→ What to work on
Keeping every word in place, write out the entries that come next.

Data entries
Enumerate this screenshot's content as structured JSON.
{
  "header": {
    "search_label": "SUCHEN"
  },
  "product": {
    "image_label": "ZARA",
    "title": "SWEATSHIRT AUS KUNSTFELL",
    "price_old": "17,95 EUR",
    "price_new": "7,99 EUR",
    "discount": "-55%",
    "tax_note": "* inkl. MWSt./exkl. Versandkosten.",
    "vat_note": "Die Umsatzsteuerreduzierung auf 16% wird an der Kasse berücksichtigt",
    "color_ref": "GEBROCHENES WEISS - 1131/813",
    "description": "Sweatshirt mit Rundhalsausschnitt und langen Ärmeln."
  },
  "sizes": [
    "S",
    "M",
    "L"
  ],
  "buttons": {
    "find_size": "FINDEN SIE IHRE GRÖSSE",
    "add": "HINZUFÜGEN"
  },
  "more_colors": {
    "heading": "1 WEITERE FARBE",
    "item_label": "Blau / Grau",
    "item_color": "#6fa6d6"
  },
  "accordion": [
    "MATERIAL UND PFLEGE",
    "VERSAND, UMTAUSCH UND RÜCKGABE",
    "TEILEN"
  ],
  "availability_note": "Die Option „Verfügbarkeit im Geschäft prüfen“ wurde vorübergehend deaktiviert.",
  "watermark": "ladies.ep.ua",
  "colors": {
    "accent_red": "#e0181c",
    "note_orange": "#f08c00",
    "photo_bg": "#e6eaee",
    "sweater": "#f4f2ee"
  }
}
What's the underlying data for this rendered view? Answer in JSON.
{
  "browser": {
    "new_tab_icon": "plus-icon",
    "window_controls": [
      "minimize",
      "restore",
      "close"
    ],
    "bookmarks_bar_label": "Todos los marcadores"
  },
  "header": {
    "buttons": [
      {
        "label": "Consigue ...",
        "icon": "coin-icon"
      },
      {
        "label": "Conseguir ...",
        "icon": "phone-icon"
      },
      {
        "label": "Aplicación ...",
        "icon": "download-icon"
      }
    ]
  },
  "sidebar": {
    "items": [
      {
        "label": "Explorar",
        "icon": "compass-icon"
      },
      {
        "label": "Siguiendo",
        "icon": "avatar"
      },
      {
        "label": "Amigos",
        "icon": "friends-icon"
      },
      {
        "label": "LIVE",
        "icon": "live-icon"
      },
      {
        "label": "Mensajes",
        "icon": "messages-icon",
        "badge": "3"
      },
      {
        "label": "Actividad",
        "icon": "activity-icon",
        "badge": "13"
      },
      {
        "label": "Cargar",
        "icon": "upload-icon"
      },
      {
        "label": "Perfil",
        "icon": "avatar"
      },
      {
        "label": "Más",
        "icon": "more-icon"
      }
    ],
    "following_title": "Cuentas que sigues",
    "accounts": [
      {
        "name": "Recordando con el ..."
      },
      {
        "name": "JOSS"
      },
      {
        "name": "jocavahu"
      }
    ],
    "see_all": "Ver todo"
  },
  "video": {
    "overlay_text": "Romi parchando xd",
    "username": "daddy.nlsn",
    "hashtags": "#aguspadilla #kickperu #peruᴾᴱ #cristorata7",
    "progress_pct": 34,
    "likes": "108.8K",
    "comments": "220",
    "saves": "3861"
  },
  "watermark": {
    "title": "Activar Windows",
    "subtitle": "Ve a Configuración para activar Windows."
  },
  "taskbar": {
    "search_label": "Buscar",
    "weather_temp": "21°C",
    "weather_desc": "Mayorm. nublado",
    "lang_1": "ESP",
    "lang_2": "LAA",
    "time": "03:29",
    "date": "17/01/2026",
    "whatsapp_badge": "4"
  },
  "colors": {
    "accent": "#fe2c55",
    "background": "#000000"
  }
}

→ Response to the exercise
Enumerate this screenshot's content as structured JSON.
{
  "header": {
    "search_label": "SUCHEN"
  },
  "product": {
    "image_label": "ZARA",
    "title": "SWEATSHIRT AUS KUNSTFELL",
    "price_old": "17,95 EUR",
    "price_new": "7,99 EUR",
    "discount": "-55%",
    "tax_note": "* inkl. MWSt./exkl. Versandkosten.",
    "vat_note": "Die Umsatzsteuerreduzierung auf 16% wird an der Kasse berücksichtigt",
    "color_ref": "GEBROCHENES WEISS - 1131/813",
    "description": "Sweatshirt mit Rundhalsausschnitt und langen Ärmeln."
  },
  "sizes": [
    "S",
    "M",
    "L"
  ],
  "buttons": {
    "find_size": "FINDEN SIE IHRE GRÖSSE",
    "add": "HINZUFÜGEN"
  },
  "more_colors": {
    "heading": "1 WEITERE FARBE",
    "item_label": "Blau / Grau",
    "item_color": "#6fa6d6"
  },
  "accordion": [
    "MATERIAL UND PFLEGE",
    "VERSAND, UMTAUSCH UND RÜCKGABE",
    "TEILEN"
  ],
  "availability_note": "Die Option „Verfügbarkeit im Geschäft prüfen“ wurde vorübergehend deaktiviert.",
  "watermark": "ladies.ep.ua",
  "colors": {
    "accent_red": "#e0181c",
    "note_orange": "#f08c00",
    "photo_bg": "#e6eaee",
    "sweater": "#f4f2ee"
  }
}
What's the underlying data for this rendered view? Answer in JSON.
{
  "browser": {
    "new_tab_icon": "plus-icon",
    "window_controls": [
      "minimize",
      "restore",
      "close"
    ],
    "bookmarks_bar_label": "Todos los marcadores"
  },
  "header": {
    "buttons": [
      {
        "label": "Consigue ...",
        "icon": "coin-icon"
      },
      {
        "label": "Conseguir ...",
        "icon": "phone-icon"
      },
      {
        "label": "Aplicación ...",
        "icon": "download-icon"
      }
    ]
  },
  "sidebar": {
    "items": [
      {
        "label": "Explorar",
        "icon": "compass-icon"
      },
      {
        "label": "Siguiendo",
        "icon": "avatar"
      },
      {
        "label": "Amigos",
        "icon": "friends-icon"
      },
      {
        "label": "LIVE",
        "icon": "live-icon"
      },
      {
        "label": "Mensajes",
        "icon": "messages-icon",
        "badge": "3"
      },
      {
        "label": "Actividad",
        "icon": "activity-icon",
        "badge": "13"
      },
      {
        "label": "Cargar",
        "icon": "upload-icon"
      },
      {
        "label": "Perfil",
        "icon": "avatar"
      },
      {
        "label": "Más",
        "icon": "more-icon"
      }
    ],
    "following_title": "Cuentas que sigues",
    "accounts": [
      {
        "name": "Recordando con el ..."
      },
      {
        "name": "JOSS"
      },
      {
        "name": "jocavahu"
      }
    ],
    "see_all": "Ver todo"
  },
  "video": {
    "overlay_text": "Romi parchando xd",
    "username": "daddy.nlsn",
    "hashtags": "#aguspadilla #kickperu #peruᴾᴱ #cristorata7",
    "progress_pct": 34,
    "likes": "108.8K",
    "comments": "220",
    "saves": "3861"
  },
  "watermark": {
    "title": "Activar Windows",
    "subtitle": "Ve a Configuración para activar Windows."
  },
  "taskbar": {
    "search_label": "Buscar",
    "weather_temp": "21°C",
    "weather_desc": "Mayorm. nublado",
    "lang_1": "ESP",
    "lang_2": "LAA",
    "time": "03:29",
    "date": "17/01/2026",
    "whatsapp_badge": "4"
  },
  "colors": {
    "accent": "#fe2c55",
    "background": "#000000"
  }
}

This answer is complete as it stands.